LOUISVILLE, KY (WAVE) - In a few weeks, it'll be time to load your children on the bus and hope that precious cargo is safe. Ensuring your child is safe on the school bus is the message behind a billboard near the westbound lanes on the I-264 Watterson Expressway. You may have seen it as you approach I-65 and Preston Highway.
Teamsters Local 783, the union representing JCPS bus drivers, paid for the sign which reads “Help Stop School Bus Violence.” There's also an anonymous number to report bus violence to Local 783.
"It's got to the point now that it's getting out of hand. No one driving school bus should have to be afraid for their safety to take kids to and from school," said John Stovall, the president of Local 783.
Stovall said there were a record number of incident reports during the 2013-2014 school year.
"It was just at its worst around then and it's too much of a safety issue. We can't ignore it any longer," Stovall said.

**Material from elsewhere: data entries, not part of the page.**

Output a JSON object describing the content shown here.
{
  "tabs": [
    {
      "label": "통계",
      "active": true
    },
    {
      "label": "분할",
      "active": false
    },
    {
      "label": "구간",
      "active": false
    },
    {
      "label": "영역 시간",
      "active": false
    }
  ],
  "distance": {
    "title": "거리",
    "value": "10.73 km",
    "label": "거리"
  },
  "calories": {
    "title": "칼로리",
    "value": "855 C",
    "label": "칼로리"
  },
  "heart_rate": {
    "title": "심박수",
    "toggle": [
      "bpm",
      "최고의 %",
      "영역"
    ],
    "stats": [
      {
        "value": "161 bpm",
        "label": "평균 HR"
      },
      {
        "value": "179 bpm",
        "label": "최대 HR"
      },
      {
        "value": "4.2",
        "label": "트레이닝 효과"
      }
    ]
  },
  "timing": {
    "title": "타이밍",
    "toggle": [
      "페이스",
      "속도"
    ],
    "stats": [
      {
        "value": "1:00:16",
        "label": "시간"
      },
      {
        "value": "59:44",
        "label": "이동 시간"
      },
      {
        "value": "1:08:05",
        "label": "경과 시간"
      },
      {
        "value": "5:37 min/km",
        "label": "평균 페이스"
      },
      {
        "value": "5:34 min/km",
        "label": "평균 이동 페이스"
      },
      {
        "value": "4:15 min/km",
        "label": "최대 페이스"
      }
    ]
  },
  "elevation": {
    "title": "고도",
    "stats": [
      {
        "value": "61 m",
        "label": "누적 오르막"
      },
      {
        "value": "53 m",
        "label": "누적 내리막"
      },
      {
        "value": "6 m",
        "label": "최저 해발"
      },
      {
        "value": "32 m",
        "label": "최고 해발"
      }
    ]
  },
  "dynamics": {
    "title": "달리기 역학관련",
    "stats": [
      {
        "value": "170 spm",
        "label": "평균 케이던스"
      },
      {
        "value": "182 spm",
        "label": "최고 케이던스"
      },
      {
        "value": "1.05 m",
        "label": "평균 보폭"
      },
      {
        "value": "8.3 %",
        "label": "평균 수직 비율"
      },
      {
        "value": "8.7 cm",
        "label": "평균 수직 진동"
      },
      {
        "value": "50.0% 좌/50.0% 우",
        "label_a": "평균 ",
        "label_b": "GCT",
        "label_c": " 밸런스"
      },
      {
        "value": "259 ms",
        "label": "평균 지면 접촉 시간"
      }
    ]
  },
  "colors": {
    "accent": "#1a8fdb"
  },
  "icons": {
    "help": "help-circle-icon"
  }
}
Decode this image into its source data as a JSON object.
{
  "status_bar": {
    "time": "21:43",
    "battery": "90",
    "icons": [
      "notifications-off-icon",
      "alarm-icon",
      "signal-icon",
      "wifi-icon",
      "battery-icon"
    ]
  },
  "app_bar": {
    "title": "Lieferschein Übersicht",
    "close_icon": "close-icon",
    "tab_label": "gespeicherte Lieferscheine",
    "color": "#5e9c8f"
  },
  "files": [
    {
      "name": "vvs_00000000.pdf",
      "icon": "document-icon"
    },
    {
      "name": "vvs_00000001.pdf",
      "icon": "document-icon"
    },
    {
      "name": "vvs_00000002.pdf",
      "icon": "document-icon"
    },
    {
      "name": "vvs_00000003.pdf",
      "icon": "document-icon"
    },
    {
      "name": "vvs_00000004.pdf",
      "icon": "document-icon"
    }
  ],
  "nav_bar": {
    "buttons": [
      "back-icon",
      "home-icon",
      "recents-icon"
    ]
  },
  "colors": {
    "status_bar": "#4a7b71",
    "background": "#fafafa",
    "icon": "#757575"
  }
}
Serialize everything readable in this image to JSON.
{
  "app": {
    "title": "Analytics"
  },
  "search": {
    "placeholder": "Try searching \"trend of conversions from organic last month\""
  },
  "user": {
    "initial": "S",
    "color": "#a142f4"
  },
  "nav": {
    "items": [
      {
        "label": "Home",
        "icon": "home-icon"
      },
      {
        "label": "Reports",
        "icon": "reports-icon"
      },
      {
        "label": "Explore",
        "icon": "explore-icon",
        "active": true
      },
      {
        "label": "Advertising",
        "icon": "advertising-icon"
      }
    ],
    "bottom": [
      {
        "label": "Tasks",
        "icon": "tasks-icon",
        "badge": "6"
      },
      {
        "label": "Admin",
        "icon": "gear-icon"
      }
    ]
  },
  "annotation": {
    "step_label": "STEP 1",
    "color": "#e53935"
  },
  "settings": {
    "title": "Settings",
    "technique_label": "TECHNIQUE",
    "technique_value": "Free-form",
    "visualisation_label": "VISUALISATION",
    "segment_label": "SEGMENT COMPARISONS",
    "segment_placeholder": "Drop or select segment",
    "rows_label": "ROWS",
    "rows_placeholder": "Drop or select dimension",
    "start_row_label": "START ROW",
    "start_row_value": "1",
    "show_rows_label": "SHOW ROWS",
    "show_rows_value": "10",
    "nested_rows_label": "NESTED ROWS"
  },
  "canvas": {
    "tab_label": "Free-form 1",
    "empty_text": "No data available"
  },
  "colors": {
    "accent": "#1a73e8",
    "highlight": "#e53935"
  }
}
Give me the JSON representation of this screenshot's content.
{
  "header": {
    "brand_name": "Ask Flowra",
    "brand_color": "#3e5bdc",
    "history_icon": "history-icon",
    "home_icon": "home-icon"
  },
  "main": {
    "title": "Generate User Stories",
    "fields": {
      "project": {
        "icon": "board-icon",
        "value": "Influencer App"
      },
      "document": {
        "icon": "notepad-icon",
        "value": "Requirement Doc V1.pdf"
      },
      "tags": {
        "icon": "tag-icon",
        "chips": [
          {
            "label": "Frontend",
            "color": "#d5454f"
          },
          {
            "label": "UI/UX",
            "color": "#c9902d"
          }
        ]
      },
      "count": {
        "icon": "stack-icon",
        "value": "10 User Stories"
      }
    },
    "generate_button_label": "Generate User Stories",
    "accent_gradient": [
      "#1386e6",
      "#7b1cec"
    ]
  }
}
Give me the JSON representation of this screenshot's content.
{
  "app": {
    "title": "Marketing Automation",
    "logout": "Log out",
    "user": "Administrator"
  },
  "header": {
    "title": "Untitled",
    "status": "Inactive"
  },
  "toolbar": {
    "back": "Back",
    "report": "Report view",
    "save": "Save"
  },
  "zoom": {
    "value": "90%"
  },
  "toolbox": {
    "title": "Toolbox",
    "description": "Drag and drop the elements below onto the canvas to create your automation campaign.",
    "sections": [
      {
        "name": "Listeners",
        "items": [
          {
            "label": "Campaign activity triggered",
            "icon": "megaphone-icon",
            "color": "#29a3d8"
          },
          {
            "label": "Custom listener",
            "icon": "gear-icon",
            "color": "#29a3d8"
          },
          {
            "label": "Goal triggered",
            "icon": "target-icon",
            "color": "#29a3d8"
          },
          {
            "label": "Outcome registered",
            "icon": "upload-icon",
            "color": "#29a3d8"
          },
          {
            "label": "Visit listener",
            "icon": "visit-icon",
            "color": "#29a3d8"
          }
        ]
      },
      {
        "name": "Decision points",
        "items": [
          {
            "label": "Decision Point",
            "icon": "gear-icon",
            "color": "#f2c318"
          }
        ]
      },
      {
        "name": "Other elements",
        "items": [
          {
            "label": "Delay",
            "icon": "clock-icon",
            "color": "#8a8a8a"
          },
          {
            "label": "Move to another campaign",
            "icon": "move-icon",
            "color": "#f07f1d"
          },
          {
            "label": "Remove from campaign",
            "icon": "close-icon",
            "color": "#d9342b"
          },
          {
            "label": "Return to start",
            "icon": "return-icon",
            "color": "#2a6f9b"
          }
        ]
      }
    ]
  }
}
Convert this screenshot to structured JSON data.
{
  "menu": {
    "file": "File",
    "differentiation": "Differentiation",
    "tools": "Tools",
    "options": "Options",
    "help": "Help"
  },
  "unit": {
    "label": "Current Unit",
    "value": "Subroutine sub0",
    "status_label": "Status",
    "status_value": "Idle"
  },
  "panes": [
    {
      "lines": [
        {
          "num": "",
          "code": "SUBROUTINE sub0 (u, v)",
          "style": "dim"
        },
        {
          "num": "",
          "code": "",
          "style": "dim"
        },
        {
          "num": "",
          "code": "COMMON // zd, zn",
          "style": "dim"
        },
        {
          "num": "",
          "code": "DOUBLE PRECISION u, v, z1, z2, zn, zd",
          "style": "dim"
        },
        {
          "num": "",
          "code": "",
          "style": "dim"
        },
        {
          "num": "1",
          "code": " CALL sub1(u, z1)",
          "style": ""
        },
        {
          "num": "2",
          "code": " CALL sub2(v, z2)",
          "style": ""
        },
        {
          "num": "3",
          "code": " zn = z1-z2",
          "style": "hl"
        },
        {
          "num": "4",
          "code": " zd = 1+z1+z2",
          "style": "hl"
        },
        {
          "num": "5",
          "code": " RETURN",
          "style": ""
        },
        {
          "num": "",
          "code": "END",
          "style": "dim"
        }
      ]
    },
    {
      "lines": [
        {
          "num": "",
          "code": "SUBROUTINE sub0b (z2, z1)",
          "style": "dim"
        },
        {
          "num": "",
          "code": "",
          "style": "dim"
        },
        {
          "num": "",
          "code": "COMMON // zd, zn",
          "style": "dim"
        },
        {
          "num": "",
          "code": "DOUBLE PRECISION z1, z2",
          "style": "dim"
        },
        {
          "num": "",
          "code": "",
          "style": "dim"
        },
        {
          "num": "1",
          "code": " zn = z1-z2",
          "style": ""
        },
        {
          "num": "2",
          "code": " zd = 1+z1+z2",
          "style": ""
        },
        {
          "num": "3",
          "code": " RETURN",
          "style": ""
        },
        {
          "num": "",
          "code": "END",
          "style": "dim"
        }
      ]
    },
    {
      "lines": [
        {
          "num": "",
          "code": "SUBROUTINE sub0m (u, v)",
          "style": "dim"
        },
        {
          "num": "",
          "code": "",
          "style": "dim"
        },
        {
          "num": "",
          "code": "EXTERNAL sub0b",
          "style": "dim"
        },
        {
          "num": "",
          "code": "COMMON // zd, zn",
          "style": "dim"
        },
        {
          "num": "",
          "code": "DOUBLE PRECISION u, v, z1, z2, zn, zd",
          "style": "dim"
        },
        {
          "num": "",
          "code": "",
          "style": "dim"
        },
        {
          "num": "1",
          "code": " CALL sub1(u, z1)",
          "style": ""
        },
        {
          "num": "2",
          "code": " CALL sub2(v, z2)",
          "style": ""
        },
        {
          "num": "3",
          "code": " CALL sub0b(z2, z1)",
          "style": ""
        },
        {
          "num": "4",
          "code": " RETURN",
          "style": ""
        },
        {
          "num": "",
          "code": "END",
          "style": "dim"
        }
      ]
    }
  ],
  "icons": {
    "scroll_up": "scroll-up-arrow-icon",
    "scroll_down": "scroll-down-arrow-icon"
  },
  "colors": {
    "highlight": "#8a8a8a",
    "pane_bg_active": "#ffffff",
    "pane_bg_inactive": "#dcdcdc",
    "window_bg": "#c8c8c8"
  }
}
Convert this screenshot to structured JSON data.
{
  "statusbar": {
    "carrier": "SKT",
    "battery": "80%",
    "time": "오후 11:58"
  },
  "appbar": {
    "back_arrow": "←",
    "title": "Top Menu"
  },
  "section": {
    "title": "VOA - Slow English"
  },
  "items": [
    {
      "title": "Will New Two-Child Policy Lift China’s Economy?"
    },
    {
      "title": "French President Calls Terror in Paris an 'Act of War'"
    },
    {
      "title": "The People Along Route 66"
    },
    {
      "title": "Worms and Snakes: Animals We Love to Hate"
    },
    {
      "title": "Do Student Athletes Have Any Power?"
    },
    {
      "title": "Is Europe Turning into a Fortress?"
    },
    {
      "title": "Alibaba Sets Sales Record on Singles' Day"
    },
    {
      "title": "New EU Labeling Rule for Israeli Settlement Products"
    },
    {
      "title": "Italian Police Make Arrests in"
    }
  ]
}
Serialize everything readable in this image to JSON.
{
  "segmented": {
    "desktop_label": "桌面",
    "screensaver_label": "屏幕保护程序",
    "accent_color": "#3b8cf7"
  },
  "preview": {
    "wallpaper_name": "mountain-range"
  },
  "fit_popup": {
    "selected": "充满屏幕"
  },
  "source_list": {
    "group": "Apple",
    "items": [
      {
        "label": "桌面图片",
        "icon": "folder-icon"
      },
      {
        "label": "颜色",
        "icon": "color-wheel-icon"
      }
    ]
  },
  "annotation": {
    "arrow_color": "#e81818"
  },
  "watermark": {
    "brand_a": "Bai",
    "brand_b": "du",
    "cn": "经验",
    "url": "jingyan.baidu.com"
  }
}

While Stovall said he couldn't provide specific data to compare incidents during previous years, WAVE 3 News reported in May 2014 that off duty sworn law enforcement officers were on two Frost Middle School buses and Kammerer Middle School buses.
"Those numbers are with JCPS, but I'll tell you this - they put twelve police officers on there so that ya how bad it was," Stovall said.
The billboard is only part of the union's bold message. Local 783 is calling for the district to staff an additional six to eight bus monitors on specific school bus routes.
Stovall said school buses needing a monitor or police presence, include Myers, Frost, Western and Stuart Middle Schools.
"It's a small price to pay to prevent an accident on a major highway. The driver and bus monitor could build a relationship with students and the school and a lot of this could be resolved," Stovall said.
JCPS provided this statement in response to the billboard:
"The safety and security of our students remains our top priority. JCPS has taken multiple proactive measures to facilitate a safe environment in classroom setting and elsewhere. We will continue to work with stakeholders to ensure both students and staff are exposed to a safe and respectful atmosphere."
Wednesday, July 30 2014 9:12 PM EDT2014-07-31 01:12:13 GMT
The tattoo has not previously been seen widely by the public because cameras are not allowed inside Indiana courtrooms. The Indiana Office of the Courts released the photo on July 30 as part of evidence logged in by police and presented to the court by the Floyd County Prosecutor's Office.More >>
The tattoo has not previously been seen widely by the public because cameras are not allowed inside Indiana courtrooms. The Indiana Office of the Courts released the photo on July 30 as part of evidence logged in by police and presented to the court by the Floyd County Prosecutor's Office.